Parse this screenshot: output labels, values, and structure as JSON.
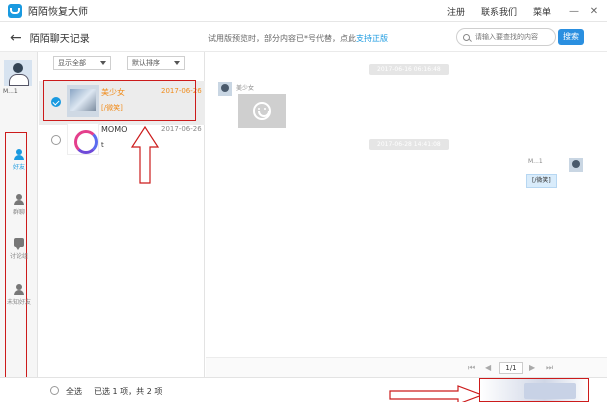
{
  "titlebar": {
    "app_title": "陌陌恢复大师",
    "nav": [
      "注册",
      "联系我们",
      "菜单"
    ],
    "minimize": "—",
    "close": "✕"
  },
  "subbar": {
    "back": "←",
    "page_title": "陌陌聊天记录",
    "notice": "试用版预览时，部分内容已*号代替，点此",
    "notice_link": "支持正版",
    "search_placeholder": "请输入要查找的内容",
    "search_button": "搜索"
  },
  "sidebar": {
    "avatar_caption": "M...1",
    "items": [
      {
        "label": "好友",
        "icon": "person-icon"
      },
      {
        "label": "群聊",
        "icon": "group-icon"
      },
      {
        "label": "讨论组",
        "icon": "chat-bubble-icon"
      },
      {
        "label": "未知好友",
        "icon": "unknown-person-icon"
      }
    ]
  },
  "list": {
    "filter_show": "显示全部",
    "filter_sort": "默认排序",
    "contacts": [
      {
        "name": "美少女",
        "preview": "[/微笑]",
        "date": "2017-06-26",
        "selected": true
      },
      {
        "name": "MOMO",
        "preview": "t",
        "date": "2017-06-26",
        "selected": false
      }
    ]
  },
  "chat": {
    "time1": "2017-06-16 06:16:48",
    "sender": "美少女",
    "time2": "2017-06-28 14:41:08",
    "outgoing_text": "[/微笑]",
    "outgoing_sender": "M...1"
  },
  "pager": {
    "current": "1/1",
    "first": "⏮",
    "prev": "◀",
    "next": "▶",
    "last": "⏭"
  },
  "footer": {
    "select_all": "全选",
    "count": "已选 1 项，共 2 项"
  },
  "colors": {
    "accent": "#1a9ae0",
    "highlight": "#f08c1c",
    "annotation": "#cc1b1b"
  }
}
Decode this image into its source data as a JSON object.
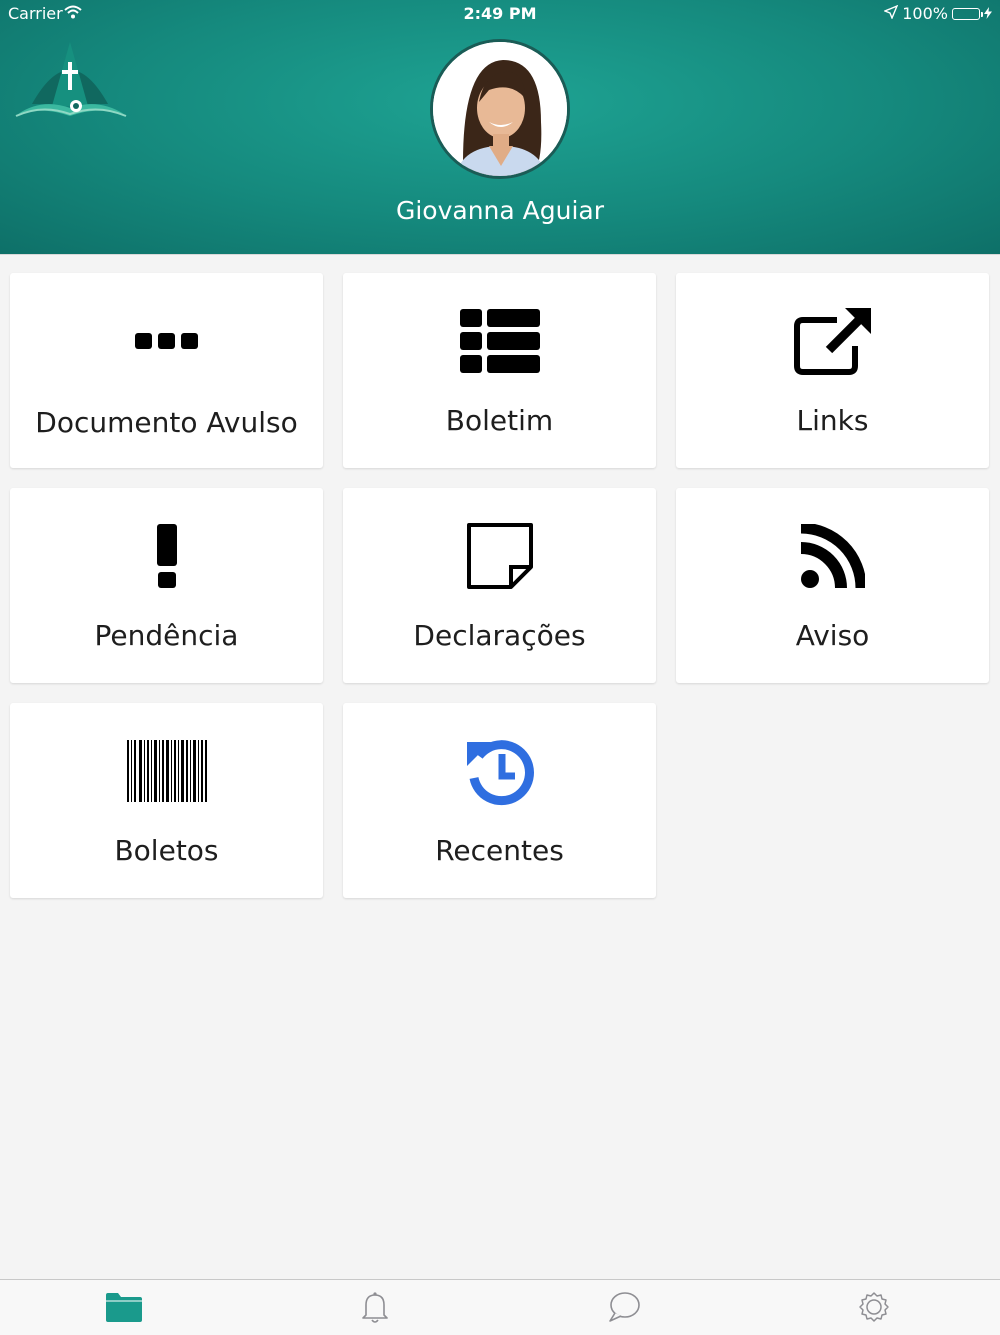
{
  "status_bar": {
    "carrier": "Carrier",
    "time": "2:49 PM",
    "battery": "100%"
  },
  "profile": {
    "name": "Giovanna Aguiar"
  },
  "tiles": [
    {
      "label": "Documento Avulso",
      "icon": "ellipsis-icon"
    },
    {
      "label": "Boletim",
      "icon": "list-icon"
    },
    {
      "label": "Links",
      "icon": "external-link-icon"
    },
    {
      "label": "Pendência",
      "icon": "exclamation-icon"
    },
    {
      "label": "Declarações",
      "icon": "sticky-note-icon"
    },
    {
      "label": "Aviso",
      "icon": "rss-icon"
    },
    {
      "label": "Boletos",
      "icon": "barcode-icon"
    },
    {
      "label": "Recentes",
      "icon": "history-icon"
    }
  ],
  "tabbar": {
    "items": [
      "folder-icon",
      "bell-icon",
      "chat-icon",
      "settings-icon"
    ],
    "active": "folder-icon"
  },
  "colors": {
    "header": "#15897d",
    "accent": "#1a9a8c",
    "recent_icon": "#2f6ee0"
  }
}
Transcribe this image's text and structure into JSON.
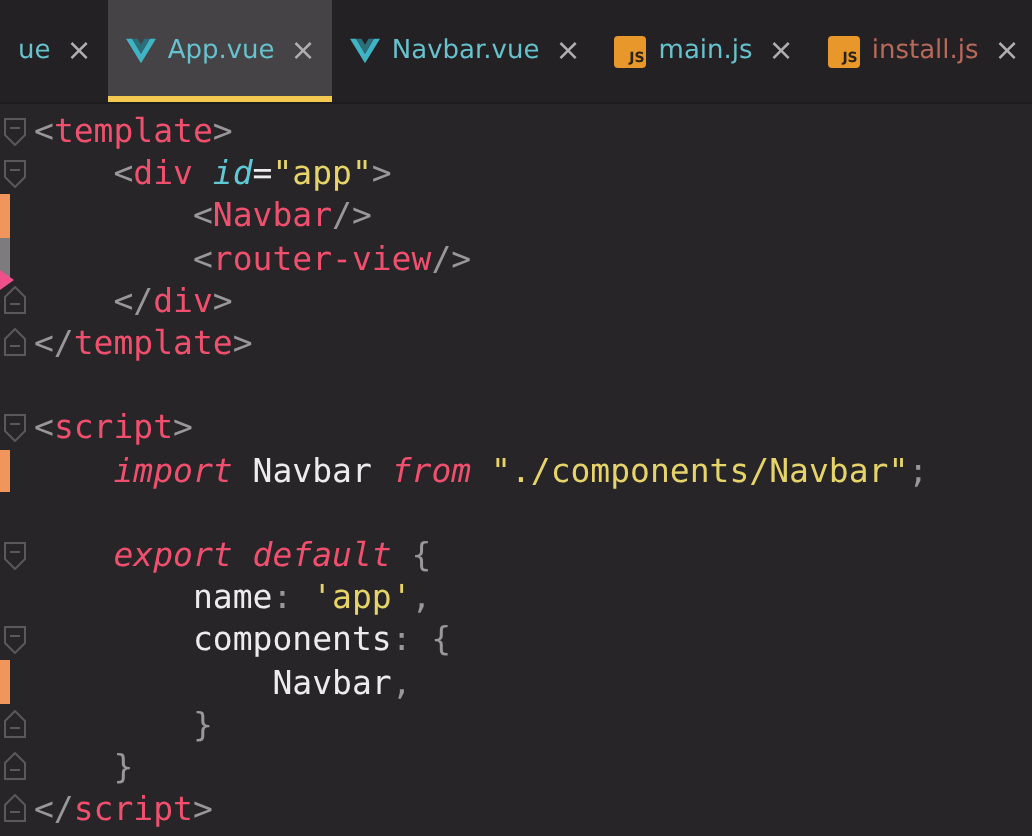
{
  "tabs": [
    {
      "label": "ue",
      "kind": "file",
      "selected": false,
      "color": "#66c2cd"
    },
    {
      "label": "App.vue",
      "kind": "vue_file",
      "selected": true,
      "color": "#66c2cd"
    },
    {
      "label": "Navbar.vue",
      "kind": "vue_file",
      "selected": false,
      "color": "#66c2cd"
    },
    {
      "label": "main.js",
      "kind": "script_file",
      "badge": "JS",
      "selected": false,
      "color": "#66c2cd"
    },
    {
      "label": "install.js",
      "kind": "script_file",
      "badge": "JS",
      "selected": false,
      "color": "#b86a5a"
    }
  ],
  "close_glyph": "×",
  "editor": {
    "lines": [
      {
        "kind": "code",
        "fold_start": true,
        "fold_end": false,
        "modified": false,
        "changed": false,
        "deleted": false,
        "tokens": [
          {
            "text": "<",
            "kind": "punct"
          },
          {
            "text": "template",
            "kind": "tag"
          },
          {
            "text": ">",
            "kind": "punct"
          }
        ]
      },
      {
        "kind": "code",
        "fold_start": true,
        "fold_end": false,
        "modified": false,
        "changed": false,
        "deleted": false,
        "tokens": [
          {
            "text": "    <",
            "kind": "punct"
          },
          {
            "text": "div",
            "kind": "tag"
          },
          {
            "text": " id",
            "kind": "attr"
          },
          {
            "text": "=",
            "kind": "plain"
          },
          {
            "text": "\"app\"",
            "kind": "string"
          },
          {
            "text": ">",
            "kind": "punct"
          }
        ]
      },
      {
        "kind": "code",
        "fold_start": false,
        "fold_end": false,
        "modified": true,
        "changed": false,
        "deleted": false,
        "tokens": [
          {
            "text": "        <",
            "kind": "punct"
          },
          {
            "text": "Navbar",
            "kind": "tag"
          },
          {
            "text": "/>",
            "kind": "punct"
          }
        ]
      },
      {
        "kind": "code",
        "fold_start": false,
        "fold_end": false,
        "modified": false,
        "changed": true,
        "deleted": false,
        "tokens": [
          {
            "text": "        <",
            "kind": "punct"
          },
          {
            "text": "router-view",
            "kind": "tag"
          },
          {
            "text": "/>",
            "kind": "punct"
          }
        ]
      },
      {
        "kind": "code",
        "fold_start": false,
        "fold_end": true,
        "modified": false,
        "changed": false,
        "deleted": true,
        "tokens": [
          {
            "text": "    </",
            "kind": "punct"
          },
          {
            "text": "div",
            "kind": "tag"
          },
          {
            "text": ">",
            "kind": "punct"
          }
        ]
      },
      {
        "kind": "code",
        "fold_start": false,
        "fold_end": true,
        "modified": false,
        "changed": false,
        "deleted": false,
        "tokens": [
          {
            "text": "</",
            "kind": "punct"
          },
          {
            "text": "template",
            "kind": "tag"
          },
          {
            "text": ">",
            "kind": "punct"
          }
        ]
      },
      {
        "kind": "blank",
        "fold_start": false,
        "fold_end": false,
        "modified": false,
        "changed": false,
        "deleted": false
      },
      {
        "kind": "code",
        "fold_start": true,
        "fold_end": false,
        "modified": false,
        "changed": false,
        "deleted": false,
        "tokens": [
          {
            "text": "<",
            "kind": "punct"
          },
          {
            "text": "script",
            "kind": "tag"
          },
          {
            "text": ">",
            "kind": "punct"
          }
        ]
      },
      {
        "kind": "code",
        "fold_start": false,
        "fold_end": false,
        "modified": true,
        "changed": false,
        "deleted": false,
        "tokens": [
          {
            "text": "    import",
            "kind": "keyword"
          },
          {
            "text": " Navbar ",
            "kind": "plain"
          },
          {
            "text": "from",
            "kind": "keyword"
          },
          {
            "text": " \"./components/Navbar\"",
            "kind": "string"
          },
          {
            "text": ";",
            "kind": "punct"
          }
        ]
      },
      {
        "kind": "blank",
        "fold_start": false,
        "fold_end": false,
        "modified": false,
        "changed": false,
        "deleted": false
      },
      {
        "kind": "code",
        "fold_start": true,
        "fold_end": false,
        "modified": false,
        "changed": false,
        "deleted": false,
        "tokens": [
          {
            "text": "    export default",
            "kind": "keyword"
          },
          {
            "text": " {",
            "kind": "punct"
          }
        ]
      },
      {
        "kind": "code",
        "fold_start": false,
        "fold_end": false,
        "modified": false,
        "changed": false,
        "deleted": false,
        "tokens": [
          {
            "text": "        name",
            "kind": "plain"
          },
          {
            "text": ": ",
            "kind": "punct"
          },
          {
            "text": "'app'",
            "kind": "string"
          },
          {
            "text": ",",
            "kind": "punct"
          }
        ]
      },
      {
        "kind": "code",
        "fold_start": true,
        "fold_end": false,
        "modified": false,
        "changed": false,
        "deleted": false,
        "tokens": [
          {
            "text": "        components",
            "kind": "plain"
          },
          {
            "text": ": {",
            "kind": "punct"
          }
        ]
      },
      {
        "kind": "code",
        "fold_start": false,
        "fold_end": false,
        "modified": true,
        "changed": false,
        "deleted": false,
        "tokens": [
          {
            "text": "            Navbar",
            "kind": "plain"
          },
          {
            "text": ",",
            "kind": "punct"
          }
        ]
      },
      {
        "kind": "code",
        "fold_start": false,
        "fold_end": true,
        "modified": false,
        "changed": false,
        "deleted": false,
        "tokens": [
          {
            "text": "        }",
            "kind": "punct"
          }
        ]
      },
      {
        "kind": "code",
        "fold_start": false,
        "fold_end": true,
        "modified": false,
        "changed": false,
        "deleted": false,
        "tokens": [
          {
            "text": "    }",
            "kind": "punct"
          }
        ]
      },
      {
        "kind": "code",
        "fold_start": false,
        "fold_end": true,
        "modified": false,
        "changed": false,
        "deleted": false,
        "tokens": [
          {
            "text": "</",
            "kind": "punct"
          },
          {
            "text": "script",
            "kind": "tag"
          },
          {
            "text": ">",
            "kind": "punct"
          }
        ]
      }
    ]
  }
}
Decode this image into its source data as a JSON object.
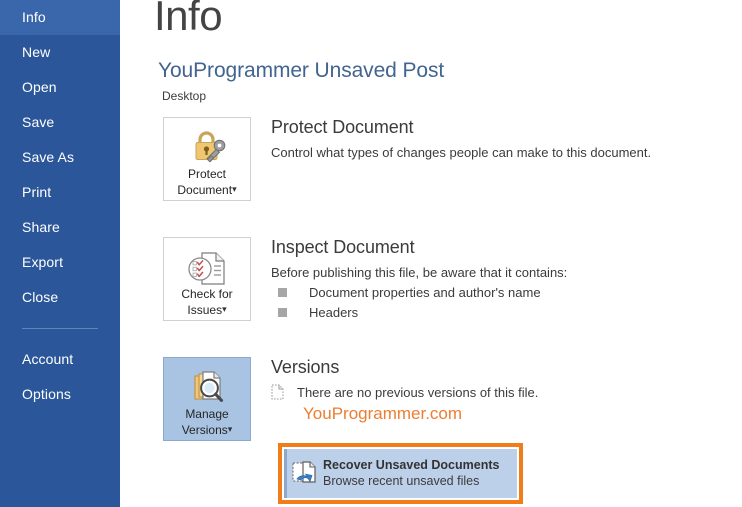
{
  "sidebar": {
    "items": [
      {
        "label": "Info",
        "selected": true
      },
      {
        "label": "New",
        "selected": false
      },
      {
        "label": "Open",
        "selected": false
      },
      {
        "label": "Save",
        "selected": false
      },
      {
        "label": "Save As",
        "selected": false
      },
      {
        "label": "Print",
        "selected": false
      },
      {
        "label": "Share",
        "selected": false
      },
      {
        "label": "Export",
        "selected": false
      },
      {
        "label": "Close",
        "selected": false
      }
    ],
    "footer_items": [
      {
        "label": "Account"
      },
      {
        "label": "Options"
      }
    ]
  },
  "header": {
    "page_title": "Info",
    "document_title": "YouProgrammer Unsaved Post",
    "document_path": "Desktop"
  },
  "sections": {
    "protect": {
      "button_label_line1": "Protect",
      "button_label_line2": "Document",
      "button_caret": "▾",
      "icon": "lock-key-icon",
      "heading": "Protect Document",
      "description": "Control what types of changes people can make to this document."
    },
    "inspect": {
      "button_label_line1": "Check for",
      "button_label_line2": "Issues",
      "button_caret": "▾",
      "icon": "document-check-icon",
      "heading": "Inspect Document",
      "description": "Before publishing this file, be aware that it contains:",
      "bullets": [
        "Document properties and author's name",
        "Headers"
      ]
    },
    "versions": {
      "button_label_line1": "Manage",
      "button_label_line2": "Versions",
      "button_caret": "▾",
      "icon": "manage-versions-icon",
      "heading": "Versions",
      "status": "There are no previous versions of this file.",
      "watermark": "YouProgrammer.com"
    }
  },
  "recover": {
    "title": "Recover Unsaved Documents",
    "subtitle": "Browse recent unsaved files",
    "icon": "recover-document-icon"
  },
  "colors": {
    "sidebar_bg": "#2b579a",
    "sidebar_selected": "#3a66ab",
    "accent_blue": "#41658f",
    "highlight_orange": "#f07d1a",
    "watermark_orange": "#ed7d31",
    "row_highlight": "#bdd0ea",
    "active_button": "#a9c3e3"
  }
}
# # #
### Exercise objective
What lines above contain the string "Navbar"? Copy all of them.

### Solution to the exercise
      "label": "Navbar.vue",
            "text": "Navbar",
            "text": " Navbar ",
            "text": " \"./components/Navbar\"",
            "text": "            Navbar",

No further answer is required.